Supplied information.
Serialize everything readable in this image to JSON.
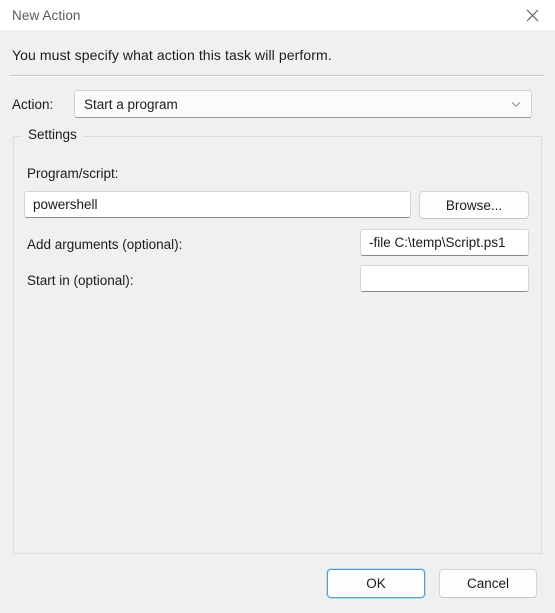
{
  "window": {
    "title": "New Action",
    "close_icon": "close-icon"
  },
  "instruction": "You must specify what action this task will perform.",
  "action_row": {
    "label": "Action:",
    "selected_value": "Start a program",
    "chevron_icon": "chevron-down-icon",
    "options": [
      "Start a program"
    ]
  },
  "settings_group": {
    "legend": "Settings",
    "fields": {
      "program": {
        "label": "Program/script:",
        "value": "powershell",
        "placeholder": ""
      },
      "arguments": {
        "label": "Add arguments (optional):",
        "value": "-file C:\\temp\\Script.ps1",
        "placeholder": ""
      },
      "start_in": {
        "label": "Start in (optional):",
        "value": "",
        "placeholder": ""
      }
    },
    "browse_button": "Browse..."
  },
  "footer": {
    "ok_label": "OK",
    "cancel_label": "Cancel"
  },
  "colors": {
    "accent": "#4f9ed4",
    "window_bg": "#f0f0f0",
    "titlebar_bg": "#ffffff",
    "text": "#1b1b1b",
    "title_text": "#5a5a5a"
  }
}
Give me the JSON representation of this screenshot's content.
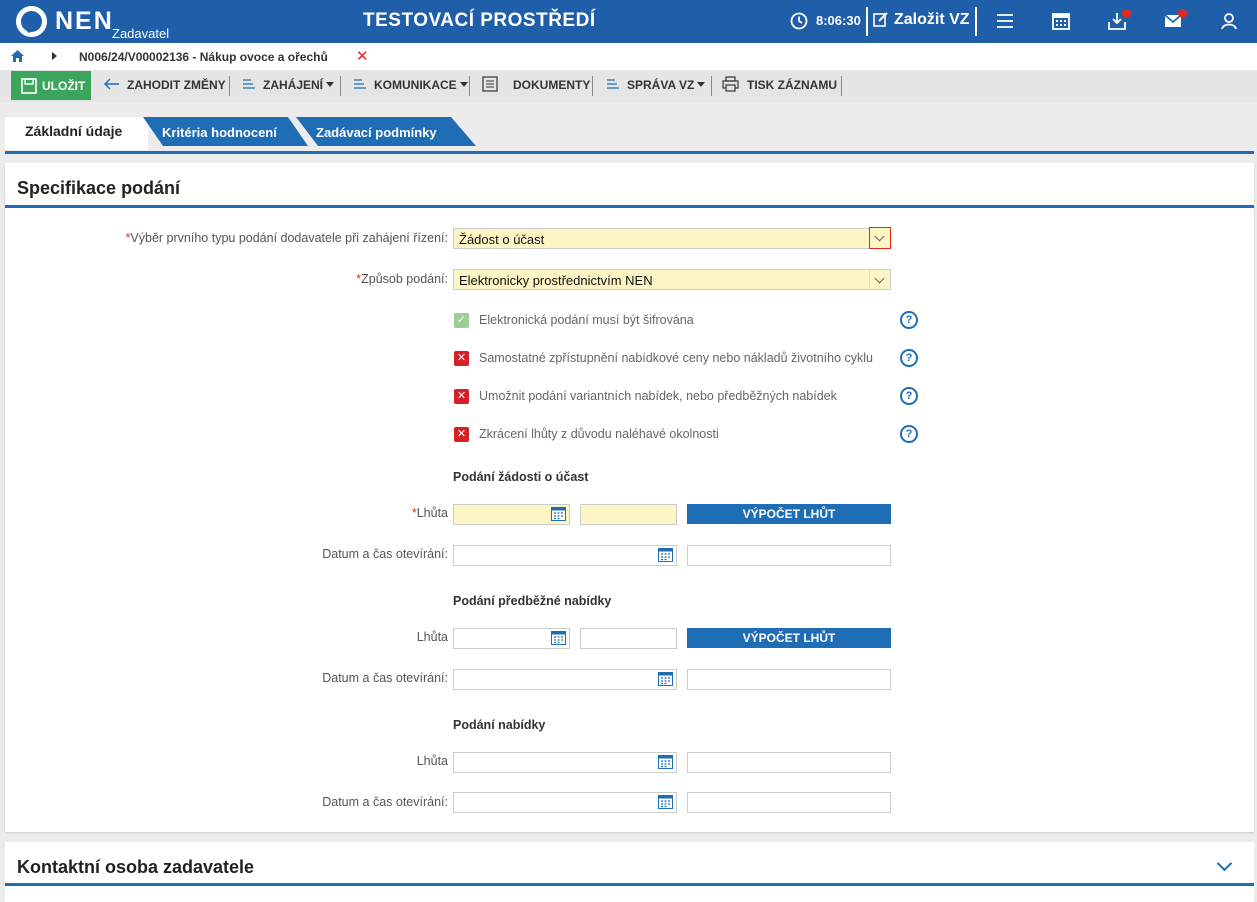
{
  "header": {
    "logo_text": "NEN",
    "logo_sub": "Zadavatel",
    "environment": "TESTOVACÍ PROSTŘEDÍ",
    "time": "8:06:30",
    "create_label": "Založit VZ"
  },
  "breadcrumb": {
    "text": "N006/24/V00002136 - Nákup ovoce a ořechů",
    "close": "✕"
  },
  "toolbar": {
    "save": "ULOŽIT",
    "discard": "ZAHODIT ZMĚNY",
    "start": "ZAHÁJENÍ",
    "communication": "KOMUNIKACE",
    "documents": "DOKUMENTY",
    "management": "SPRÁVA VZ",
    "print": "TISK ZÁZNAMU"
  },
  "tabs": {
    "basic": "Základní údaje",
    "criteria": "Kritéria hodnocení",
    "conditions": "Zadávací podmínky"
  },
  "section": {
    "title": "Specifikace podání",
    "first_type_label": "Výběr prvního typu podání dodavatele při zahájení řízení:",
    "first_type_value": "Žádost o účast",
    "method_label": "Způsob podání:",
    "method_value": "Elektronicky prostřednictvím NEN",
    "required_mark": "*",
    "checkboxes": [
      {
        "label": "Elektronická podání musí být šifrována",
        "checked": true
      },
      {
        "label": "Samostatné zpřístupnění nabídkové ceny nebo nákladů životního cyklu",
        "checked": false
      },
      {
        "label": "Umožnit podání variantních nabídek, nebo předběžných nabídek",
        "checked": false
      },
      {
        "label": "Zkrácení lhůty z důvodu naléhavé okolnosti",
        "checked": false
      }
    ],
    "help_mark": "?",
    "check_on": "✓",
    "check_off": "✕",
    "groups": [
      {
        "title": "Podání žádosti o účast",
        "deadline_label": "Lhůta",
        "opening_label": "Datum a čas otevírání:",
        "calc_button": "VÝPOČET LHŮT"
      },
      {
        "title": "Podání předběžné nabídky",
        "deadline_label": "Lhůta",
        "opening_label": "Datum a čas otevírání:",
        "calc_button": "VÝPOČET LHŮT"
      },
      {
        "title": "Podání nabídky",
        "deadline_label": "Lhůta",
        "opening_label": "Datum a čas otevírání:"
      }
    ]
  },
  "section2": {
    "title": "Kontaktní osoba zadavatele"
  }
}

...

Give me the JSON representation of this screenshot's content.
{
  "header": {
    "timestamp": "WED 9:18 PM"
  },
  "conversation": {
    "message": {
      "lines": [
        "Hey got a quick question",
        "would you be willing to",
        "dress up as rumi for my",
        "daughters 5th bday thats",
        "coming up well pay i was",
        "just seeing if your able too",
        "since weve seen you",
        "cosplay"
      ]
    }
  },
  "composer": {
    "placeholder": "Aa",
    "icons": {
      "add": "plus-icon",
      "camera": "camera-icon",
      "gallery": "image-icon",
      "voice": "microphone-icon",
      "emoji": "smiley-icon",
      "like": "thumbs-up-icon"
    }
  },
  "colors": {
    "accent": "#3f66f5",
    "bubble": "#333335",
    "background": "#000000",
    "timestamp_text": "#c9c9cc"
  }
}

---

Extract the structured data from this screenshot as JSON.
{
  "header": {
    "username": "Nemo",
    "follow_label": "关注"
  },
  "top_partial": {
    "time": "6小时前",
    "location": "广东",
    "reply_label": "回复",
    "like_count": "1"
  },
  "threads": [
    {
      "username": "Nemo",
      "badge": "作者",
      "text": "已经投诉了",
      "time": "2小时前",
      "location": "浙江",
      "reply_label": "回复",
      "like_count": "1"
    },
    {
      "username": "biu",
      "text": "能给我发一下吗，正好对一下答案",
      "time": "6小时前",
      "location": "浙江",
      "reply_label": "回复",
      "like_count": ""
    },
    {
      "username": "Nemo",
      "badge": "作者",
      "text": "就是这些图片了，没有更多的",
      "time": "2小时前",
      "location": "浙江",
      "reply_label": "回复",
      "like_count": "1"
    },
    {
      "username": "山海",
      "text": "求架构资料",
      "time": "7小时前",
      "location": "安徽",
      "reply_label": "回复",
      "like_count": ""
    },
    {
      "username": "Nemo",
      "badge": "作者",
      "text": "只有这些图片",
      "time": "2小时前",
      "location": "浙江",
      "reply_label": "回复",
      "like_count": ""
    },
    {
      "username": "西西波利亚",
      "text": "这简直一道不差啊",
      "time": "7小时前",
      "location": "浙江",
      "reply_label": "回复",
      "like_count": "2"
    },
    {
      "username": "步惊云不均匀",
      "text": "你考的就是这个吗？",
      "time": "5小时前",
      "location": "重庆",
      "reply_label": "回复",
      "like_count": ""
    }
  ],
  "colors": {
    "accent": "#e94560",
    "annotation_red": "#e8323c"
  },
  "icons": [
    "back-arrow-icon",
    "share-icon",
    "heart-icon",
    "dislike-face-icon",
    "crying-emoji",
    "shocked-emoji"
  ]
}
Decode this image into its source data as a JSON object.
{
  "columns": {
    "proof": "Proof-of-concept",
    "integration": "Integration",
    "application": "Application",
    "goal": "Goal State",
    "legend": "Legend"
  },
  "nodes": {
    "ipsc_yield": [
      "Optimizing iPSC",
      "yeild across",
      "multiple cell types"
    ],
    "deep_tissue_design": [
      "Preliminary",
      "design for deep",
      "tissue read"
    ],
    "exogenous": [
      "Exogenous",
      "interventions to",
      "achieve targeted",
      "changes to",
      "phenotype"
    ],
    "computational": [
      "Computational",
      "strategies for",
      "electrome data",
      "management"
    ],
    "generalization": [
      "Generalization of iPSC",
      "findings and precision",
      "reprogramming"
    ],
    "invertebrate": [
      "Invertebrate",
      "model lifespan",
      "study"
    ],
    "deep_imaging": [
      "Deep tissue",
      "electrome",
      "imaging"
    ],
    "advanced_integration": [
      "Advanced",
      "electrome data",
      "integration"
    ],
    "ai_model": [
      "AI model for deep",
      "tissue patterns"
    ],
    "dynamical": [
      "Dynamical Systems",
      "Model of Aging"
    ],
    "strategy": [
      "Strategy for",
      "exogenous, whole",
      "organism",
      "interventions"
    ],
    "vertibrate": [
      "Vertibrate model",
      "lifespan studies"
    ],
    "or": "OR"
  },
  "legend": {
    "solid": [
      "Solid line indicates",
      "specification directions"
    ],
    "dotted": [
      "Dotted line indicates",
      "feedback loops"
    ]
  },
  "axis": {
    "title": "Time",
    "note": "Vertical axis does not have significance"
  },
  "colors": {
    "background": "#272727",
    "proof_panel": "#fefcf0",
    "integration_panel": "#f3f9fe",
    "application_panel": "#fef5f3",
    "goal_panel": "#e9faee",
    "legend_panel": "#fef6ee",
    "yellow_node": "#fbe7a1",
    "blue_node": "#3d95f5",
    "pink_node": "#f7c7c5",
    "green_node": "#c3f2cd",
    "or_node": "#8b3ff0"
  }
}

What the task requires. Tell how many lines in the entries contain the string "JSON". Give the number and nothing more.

Written solution. 5